Published by Simon & Schuster, 2019.
This is the first book in a new illustrated fiction series for young readers. It’s actually two adventures in one book which I liked as it really gives you chance to get into the series and get to know Harry.
Harry is a very plump ginger guinea pig. He lives with his friend and owner, seven-year-old Billy. Harry is driven by a love of food and his fierce loyalty to Billy. Harry is food obsessed. He is always eating or thinking about his next meal; he even dreams about food! It’s this pursuit of food which causes all his problems.
The Adventures of Harry Stevenson is packed full of hilarious escapades, scrapes and mishaps – all with Harry at the centre. Life, it turns out, is very perilous for a guinea pig.
In the first story, tempted by fresh dandelions, Harry ventures out of his cage and into the wilds of the outdoors.
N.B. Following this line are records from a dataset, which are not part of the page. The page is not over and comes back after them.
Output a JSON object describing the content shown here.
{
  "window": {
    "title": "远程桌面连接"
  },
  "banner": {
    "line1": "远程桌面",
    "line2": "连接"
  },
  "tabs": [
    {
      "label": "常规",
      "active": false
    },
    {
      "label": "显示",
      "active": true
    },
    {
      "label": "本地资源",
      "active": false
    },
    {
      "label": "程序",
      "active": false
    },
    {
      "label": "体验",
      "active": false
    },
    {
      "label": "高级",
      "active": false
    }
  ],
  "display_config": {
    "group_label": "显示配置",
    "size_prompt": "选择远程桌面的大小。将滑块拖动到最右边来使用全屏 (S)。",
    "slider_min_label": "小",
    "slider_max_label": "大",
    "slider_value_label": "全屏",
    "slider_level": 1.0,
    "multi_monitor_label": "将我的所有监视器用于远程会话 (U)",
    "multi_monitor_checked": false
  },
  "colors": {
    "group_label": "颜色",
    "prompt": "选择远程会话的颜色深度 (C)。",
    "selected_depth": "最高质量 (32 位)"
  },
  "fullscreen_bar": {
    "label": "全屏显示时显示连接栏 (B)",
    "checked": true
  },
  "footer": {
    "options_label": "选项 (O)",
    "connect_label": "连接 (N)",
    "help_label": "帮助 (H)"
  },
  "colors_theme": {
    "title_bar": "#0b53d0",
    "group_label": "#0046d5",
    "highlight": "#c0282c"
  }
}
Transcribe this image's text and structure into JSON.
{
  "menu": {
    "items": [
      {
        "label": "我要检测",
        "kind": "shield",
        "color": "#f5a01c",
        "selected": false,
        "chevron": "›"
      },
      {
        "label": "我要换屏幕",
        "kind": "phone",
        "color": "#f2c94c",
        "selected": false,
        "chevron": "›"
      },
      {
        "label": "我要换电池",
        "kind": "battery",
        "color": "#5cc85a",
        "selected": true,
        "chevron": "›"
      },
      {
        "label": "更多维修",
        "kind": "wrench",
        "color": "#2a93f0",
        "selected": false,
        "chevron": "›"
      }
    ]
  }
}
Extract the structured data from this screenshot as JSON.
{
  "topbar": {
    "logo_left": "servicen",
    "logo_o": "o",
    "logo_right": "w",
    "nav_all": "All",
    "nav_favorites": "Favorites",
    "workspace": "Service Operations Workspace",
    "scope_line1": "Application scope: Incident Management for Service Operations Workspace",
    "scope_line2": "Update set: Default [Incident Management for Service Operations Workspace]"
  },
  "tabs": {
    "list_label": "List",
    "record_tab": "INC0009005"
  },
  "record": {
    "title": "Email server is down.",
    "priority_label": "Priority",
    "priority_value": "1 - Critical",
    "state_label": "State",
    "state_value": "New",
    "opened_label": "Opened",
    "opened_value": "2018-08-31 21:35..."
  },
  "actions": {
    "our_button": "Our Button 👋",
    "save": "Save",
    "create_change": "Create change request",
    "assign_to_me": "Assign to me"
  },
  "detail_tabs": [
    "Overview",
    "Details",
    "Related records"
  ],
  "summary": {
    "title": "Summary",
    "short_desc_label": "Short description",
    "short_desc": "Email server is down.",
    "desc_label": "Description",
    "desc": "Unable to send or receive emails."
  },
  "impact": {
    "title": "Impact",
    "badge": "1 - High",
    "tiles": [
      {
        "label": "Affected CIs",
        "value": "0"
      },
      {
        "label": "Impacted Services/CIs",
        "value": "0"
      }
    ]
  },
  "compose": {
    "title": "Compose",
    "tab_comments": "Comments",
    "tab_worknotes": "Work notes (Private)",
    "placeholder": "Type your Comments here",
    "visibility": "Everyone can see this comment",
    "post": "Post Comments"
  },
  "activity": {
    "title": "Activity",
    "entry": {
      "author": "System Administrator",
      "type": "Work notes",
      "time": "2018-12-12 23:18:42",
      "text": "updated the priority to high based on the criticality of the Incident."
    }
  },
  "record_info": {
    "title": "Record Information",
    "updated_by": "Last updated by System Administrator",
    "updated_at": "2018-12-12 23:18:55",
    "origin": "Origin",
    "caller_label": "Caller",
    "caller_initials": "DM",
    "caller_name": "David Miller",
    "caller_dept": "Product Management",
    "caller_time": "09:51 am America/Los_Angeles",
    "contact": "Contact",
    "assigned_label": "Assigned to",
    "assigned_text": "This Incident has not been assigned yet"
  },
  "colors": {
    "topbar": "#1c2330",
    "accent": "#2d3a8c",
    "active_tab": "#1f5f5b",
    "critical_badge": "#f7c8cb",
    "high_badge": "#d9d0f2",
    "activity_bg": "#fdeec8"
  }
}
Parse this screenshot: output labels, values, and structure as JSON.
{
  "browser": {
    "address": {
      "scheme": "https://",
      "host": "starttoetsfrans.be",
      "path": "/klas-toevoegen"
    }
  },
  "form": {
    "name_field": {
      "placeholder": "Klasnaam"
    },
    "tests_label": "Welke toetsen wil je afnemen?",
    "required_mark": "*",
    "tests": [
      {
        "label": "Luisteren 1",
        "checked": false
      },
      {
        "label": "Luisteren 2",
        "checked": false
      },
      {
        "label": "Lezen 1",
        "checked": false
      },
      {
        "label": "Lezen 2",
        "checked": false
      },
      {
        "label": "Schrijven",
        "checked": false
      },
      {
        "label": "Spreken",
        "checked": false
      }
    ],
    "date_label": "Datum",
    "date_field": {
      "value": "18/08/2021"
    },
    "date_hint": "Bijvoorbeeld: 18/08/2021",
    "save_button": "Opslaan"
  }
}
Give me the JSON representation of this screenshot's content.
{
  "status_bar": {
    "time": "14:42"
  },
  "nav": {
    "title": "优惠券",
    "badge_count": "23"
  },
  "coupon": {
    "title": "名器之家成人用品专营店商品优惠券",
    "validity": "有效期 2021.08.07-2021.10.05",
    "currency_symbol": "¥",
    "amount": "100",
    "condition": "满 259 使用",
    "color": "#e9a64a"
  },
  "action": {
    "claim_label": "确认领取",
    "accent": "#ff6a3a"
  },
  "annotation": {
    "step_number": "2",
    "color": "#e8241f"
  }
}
This is a big mistake as the family are mid-house move and he ends up getting left behind. For the rest of the book, Harry must use all his wit and cunning as he races to reunite with Billy. He’s fearless in his mission, taking blind leaps of faith off a wall and from a bike basket and onto a dog.
In the second story, it’s the occasion of Billy’s eighth birthday. On the day of the party, Harry drifts off to sleep thinking about spaghetti and mistakenly gnaws through the party balloon strings as he sleeps. He gets tangled up in them and, whoosh, he’s off on an aerial adventure! The party guests mount a rescue mission and Harry does his best to avoid danger, which takes many forms – from seagulls’ beaks to footballers’ studs.
I love the look of the book! The neon orange of the illustrations is great fun and really contributes to the book’s appeal. Harry himself is super cute and loveable. He’s wonderfully expressive, whether fleeing at full-speed from a cat, teetering precariously on a moving football or peeking out from a pizza box.
The book is light-hearted and very funny. There are some more sober moments too, mainly concerning Billy’s loneliness after the house move and his anxiety about making new friends. These issues are handled in a sensitive and reassuring way.
The book is fast-paced with lots of action. This, combined with fairly short chapters, makes it ideal for newly confident readers and those who are ready to read independently. I think young readers will love it and they’ll be excited to go on more adventures with Harry!
Suitable for children aged 6+
Thank you to Simon & Schuster for sending me this book to review.
* The pictures in my review don’t do the neon orange justice.